Problem-solving is highly valued in businesses. Without a doubt, solving critical issues is essential to thriving companies. Business executives are paid handsomely to fix errors and turn a loss into a profit. Moreover, many businesses assume problems will happen and issue hefty sums for solution management.
But what if we invert this logic? Instead of focusing on problem-solving, turn attention to problem prevention. It’s an emerging trend that enormous cybersecurity issues have accelerated. According to CySec experts VIPRE Security group, two-thirds of small or medium businesses would halt operations or close after a successful data breach.
In this example, problem-solving is not an efficient solution.
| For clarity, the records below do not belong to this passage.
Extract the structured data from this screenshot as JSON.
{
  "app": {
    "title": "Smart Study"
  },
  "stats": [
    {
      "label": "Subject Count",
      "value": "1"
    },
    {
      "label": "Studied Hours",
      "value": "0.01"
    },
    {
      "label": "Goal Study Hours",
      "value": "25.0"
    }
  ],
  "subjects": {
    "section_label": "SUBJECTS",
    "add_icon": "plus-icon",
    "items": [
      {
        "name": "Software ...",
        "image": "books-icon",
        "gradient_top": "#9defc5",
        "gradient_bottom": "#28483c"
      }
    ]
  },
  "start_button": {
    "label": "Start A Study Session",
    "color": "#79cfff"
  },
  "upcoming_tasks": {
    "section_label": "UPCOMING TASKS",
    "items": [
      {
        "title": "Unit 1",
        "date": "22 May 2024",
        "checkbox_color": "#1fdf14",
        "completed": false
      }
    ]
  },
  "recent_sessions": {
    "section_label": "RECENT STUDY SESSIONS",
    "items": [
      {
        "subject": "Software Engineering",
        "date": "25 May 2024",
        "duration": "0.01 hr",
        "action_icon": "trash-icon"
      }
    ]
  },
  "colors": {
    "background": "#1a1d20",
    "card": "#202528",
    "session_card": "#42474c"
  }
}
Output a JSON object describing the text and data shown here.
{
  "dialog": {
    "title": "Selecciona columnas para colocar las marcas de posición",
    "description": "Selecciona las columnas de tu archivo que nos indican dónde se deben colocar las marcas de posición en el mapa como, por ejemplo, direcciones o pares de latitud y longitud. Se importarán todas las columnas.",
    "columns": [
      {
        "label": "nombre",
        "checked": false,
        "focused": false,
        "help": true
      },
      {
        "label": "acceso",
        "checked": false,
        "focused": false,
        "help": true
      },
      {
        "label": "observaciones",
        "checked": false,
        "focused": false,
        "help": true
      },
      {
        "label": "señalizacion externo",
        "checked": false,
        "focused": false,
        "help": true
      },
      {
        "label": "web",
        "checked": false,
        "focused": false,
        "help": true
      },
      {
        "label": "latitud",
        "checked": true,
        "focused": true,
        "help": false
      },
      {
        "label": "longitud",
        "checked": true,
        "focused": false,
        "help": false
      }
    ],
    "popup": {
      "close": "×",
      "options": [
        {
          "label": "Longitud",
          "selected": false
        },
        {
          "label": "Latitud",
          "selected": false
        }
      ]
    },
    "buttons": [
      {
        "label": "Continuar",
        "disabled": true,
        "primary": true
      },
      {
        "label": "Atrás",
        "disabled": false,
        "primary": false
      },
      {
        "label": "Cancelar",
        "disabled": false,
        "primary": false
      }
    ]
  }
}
Yet problem prevention is. Building a robust cybersecurity system would prevent data breaches.
Another illustrative example is the Covid-19 pandemic. How many businesses were factually prepared for the global pandemic? It’s not like there weren’t any warning signs. In 2015 Bill Gates gave a TED talk watched by more than 36 million people. He emphasized the inevitability of the next global pandemic. After all, there were four worldwide pandemics in the previous century. Why should it stop in the new millennia?
Psychological Problem-Solving Premises
One of the issues is that people tend to focus on contemporary problems. Thinking about “here and now” is more manageable. From the individual perspective, people treat ailments when they arise. Smokers often quit smoking after being diagnosed with health issues. It doesn’t matter how many warning statements are on a pack of cigarettes.
It’s a wishful thinking problem. Expecting nothing bad will happen is human nature. Moreover, ignoring the warning signs is easier than taking immediate action. There’s also an adrenaline rush when overcoming difficulties.
But that’s no good for business management. Businesses prioritize problem-solving positions by rewarding them more than other competencies. Once again, problem-solving is essential. But it should not overcome problem prevention.
A critical error is thinking it’s not worth investment if nothing bad is happening. For example, cybersecurity specialists find it burdensome to illustrate their effectiveness. If the cybersecurity department is doing its job, the result is uneventful. Hackers tried to attack, failed, and nothing happened. Over time, business owners may choose to reduce funding because they deem it unnecessary.
The same extends to other spheres. Remember the 2008 housing bubble crisis? Several major financial institutions failed to react to warning signs. Meanwhile, investors were betting on unprecedented profits, ignoring the more significant frail housing market predicament.
Learning to Prevent Problems Before They Happen
Businesses should learn from past mistakes. An obvious one is that preparation must not be limited to problem-solving. In the XXI century, it is becoming clear that some problems are too big to handle. Before 2008, it was considered that some banks were too big to fail. Yet they failed nevertheless. What can we learn from that?
Firstly, it’s essential to rely on the warning signs. An excellent example is Big Data. Businesses have unprecedented access to enormous knowledge repositories. Instead of relying on intuition, they can base decisions on factual and verifiable data. For example, the healthcare industry relies on Big Data to prevent diseases.
The lesson here is to keep up with innovations. The term Big Data was first used in the 1990s. But it’s only with the recent advancement in computer computational power that Big Data analytics revealed its true potential. Business owners should invest more in R&D departments and include the Big Data analytics branch. Moreover, they should focus on identifying potential problems before they happen.
We could define this attitude as proactive management versus reactive management. Reactive management relies on problem-solving ignoring its roots. Or focusing on the why after the fact. For some time, it’s been an unregulated capitalist practice, focusing on profits first – après moi, le déluge (‘After me, the flood’). The current ecological crisis is related to this logical fallacy.
The most tangible contemporary example is cybersecurity. For example, the management of internal documents and user permissions. Let’s take a look at Facebook’s password mismanagement. In 2019, it was discovered that the company stores passwords in an unencrypted form.
What’s more, passwords were widely available to employees. There is no need to leave passwords accessible in plain text to many employees. This calls for trouble. Businesses should implement strict internal document management practices, which include user permissions. Defining who can access what information is critical for problem prevention. The same logic extends to other data. Clients’ confidential data should be accessible only to relevant employees. Moreover, it should be adequately encrypted.
Another illustrative example is enterprise password management. One of the biggest hacks of the last year halted Colonial Pipeline operations for several days. Moreover, the intrusion happened due to faulty password management. Cybersecurity experts tried for decades to improve enterprise password management. It’s a perfect example of a proactive approach. Yes, healthy password management includes additional steps. Often it would be best if you sacrificed some comfort for security. However, with the introduction of widely used password managers, there’s no good reason to stick to old “password123” practices.
To summarize, learning to prevent problems is a change in attitude. Some problems are preventable, and some aren’t. Rely on modern technology to distinguish one from the other. Furthermore, invest as much in problem prevention as in problem-solving. These two departments should work hand-in-hand.